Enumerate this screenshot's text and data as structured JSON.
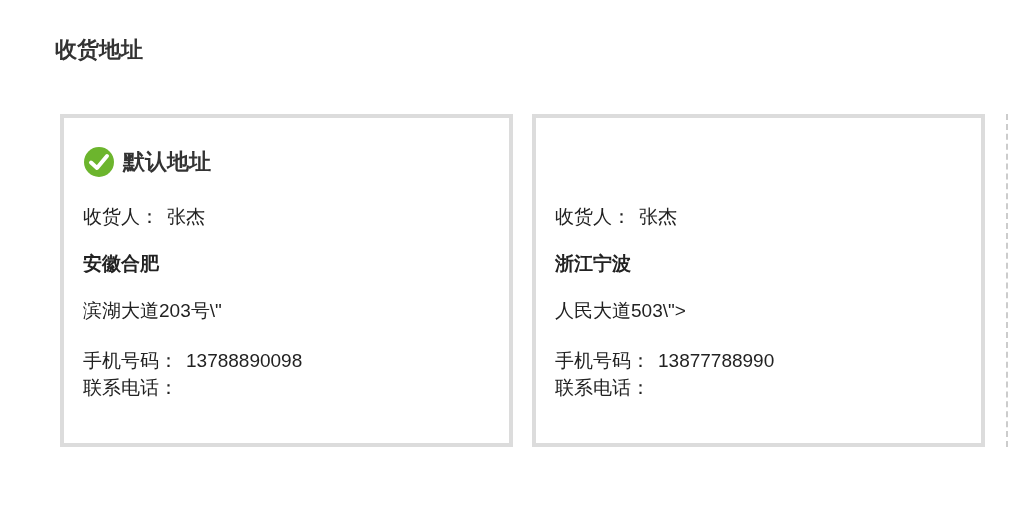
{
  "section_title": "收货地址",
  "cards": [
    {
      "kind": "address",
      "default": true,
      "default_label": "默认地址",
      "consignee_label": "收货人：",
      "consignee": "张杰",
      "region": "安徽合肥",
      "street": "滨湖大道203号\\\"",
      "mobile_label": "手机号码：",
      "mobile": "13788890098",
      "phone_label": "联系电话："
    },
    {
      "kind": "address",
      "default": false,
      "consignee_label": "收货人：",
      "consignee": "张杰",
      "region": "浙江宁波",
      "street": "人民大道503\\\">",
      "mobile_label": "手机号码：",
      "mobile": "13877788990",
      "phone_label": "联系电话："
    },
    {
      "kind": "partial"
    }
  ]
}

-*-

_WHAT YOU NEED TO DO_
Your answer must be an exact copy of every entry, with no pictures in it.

_OUTPUT OF THE EXERCISE_
Enumerate this screenshot's text and data as structured JSON.
{
  "section_title": "收货地址",
  "cards": [
    {
      "kind": "address",
      "default": true,
      "default_label": "默认地址",
      "consignee_label": "收货人：",
      "consignee": "张杰",
      "region": "安徽合肥",
      "street": "滨湖大道203号\\\"",
      "mobile_label": "手机号码：",
      "mobile": "13788890098",
      "phone_label": "联系电话："
    },
    {
      "kind": "address",
      "default": false,
      "consignee_label": "收货人：",
      "consignee": "张杰",
      "region": "浙江宁波",
      "street": "人民大道503\\\">",
      "mobile_label": "手机号码：",
      "mobile": "13877788990",
      "phone_label": "联系电话："
    },
    {
      "kind": "partial"
    }
  ]
}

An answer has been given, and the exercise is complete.